BEGIN Records

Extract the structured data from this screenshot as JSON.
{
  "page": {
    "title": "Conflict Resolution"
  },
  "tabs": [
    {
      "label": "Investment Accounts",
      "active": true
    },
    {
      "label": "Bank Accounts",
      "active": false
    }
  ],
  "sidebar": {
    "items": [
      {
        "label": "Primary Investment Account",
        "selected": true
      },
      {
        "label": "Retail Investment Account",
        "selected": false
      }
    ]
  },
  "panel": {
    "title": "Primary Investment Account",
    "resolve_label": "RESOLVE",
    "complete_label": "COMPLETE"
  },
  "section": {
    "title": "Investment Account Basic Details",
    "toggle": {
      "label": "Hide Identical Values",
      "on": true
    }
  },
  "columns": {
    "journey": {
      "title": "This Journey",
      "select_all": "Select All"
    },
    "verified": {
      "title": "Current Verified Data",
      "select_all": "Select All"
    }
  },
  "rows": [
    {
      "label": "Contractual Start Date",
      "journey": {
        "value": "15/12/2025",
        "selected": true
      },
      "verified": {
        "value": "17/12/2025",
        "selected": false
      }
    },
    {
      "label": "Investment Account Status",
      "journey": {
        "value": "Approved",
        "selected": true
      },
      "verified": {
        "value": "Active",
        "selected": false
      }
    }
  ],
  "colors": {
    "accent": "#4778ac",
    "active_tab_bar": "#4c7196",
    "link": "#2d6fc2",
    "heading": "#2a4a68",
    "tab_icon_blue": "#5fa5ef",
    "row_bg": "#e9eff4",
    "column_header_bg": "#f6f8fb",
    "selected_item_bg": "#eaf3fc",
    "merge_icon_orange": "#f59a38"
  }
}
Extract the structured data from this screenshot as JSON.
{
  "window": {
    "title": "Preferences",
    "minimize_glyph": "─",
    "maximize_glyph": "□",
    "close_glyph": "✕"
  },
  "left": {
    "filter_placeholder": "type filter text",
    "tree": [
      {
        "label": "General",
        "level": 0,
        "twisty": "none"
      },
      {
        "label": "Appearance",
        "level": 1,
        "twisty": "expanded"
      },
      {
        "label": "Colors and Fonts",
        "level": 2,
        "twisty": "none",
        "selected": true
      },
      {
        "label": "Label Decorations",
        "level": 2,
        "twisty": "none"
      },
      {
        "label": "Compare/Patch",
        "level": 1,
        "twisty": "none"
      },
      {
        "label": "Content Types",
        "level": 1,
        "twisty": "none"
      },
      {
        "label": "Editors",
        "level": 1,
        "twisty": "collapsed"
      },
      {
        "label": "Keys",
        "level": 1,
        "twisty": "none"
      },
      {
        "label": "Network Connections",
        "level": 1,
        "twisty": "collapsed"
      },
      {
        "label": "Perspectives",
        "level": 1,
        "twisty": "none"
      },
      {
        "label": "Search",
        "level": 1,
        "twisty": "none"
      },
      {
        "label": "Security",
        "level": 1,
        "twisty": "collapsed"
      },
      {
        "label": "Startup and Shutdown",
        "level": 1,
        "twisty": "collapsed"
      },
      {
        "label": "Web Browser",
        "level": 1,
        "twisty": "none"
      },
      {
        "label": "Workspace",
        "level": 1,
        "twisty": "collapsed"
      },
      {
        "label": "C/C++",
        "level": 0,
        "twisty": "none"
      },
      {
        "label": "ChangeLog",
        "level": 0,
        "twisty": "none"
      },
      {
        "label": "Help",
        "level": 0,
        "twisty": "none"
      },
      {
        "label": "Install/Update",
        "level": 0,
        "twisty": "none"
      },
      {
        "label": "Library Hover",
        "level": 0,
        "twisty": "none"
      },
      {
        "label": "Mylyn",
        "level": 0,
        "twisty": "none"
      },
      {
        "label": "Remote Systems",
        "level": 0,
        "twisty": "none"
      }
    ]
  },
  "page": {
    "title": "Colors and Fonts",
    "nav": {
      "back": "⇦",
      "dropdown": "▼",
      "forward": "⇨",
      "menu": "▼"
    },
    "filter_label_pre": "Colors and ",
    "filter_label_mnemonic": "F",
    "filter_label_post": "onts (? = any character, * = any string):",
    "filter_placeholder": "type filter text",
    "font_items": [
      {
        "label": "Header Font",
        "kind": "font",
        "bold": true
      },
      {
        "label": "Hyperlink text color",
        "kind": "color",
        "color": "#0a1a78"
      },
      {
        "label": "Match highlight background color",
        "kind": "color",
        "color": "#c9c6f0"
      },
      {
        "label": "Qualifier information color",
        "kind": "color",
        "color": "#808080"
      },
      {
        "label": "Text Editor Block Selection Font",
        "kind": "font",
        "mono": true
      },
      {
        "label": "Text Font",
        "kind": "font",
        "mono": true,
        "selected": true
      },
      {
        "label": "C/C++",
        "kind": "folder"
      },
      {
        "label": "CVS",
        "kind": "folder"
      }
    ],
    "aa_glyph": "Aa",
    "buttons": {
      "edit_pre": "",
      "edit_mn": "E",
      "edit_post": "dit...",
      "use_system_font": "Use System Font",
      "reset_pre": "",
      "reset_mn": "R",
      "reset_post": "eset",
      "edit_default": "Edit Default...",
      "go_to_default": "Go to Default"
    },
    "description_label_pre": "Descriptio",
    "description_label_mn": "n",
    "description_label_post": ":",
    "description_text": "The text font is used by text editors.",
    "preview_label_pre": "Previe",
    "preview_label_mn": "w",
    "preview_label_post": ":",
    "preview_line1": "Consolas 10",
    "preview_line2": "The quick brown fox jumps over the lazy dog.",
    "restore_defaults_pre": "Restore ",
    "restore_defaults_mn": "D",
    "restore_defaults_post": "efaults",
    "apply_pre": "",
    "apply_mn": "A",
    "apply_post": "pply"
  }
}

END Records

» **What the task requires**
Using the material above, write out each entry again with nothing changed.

» **Completed exercise**
Extract the structured data from this screenshot as JSON.
{
  "page": {
    "title": "Conflict Resolution"
  },
  "tabs": [
    {
      "label": "Investment Accounts",
      "active": true
    },
    {
      "label": "Bank Accounts",
      "active": false
    }
  ],
  "sidebar": {
    "items": [
      {
        "label": "Primary Investment Account",
        "selected": true
      },
      {
        "label": "Retail Investment Account",
        "selected": false
      }
    ]
  },
  "panel": {
    "title": "Primary Investment Account",
    "resolve_label": "RESOLVE",
    "complete_label": "COMPLETE"
  },
  "section": {
    "title": "Investment Account Basic Details",
    "toggle": {
      "label": "Hide Identical Values",
      "on": true
    }
  },
  "columns": {
    "journey": {
      "title": "This Journey",
      "select_all": "Select All"
    },
    "verified": {
      "title": "Current Verified Data",
      "select_all": "Select All"
    }
  },
  "rows": [
    {
      "label": "Contractual Start Date",
      "journey": {
        "value": "15/12/2025",
        "selected": true
      },
      "verified": {
        "value": "17/12/2025",
        "selected": false
      }
    },
    {
      "label": "Investment Account Status",
      "journey": {
        "value": "Approved",
        "selected": true
      },
      "verified": {
        "value": "Active",
        "selected": false
      }
    }
  ],
  "colors": {
    "accent": "#4778ac",
    "active_tab_bar": "#4c7196",
    "link": "#2d6fc2",
    "heading": "#2a4a68",
    "tab_icon_blue": "#5fa5ef",
    "row_bg": "#e9eff4",
    "column_header_bg": "#f6f8fb",
    "selected_item_bg": "#eaf3fc",
    "merge_icon_orange": "#f59a38"
  }
}
Extract the structured data from this screenshot as JSON.
{
  "window": {
    "title": "Preferences",
    "minimize_glyph": "─",
    "maximize_glyph": "□",
    "close_glyph": "✕"
  },
  "left": {
    "filter_placeholder": "type filter text",
    "tree": [
      {
        "label": "General",
        "level": 0,
        "twisty": "none"
      },
      {
        "label": "Appearance",
        "level": 1,
        "twisty": "expanded"
      },
      {
        "label": "Colors and Fonts",
        "level": 2,
        "twisty": "none",
        "selected": true
      },
      {
        "label": "Label Decorations",
        "level": 2,
        "twisty": "none"
      },
      {
        "label": "Compare/Patch",
        "level": 1,
        "twisty": "none"
      },
      {
        "label": "Content Types",
        "level": 1,
        "twisty": "none"
      },
      {
        "label": "Editors",
        "level": 1,
        "twisty": "collapsed"
      },
      {
        "label": "Keys",
        "level": 1,
        "twisty": "none"
      },
      {
        "label": "Network Connections",
        "level": 1,
        "twisty": "collapsed"
      },
      {
        "label": "Perspectives",
        "level": 1,
        "twisty": "none"
      },
      {
        "label": "Search",
        "level": 1,
        "twisty": "none"
      },
      {
        "label": "Security",
        "level": 1,
        "twisty": "collapsed"
      },
      {
        "label": "Startup and Shutdown",
        "level": 1,
        "twisty": "collapsed"
      },
      {
        "label": "Web Browser",
        "level": 1,
        "twisty": "none"
      },
      {
        "label": "Workspace",
        "level": 1,
        "twisty": "collapsed"
      },
      {
        "label": "C/C++",
        "level": 0,
        "twisty": "none"
      },
      {
        "label": "ChangeLog",
        "level": 0,
        "twisty": "none"
      },
      {
        "label": "Help",
        "level": 0,
        "twisty": "none"
      },
      {
        "label": "Install/Update",
        "level": 0,
        "twisty": "none"
      },
      {
        "label": "Library Hover",
        "level": 0,
        "twisty": "none"
      },
      {
        "label": "Mylyn",
        "level": 0,
        "twisty": "none"
      },
      {
        "label": "Remote Systems",
        "level": 0,
        "twisty": "none"
      }
    ]
  },
  "page": {
    "title": "Colors and Fonts",
    "nav": {
      "back": "⇦",
      "dropdown": "▼",
      "forward": "⇨",
      "menu": "▼"
    },
    "filter_label_pre": "Colors and ",
    "filter_label_mnemonic": "F",
    "filter_label_post": "onts (? = any character, * = any string):",
    "filter_placeholder": "type filter text",
    "font_items": [
      {
        "label": "Header Font",
        "kind": "font",
        "bold": true
      },
      {
        "label": "Hyperlink text color",
        "kind": "color",
        "color": "#0a1a78"
      },
      {
        "label": "Match highlight background color",
        "kind": "color",
        "color": "#c9c6f0"
      },
      {
        "label": "Qualifier information color",
        "kind": "color",
        "color": "#808080"
      },
      {
        "label": "Text Editor Block Selection Font",
        "kind": "font",
        "mono": true
      },
      {
        "label": "Text Font",
        "kind": "font",
        "mono": true,
        "selected": true
      },
      {
        "label": "C/C++",
        "kind": "folder"
      },
      {
        "label": "CVS",
        "kind": "folder"
      }
    ],
    "aa_glyph": "Aa",
    "buttons": {
      "edit_pre": "",
      "edit_mn": "E",
      "edit_post": "dit...",
      "use_system_font": "Use System Font",
      "reset_pre": "",
      "reset_mn": "R",
      "reset_post": "eset",
      "edit_default": "Edit Default...",
      "go_to_default": "Go to Default"
    },
    "description_label_pre": "Descriptio",
    "description_label_mn": "n",
    "description_label_post": ":",
    "description_text": "The text font is used by text editors.",
    "preview_label_pre": "Previe",
    "preview_label_mn": "w",
    "preview_label_post": ":",
    "preview_line1": "Consolas 10",
    "preview_line2": "The quick brown fox jumps over the lazy dog.",
    "restore_defaults_pre": "Restore ",
    "restore_defaults_mn": "D",
    "restore_defaults_post": "efaults",
    "apply_pre": "",
    "apply_mn": "A",
    "apply_post": "pply"
  }
}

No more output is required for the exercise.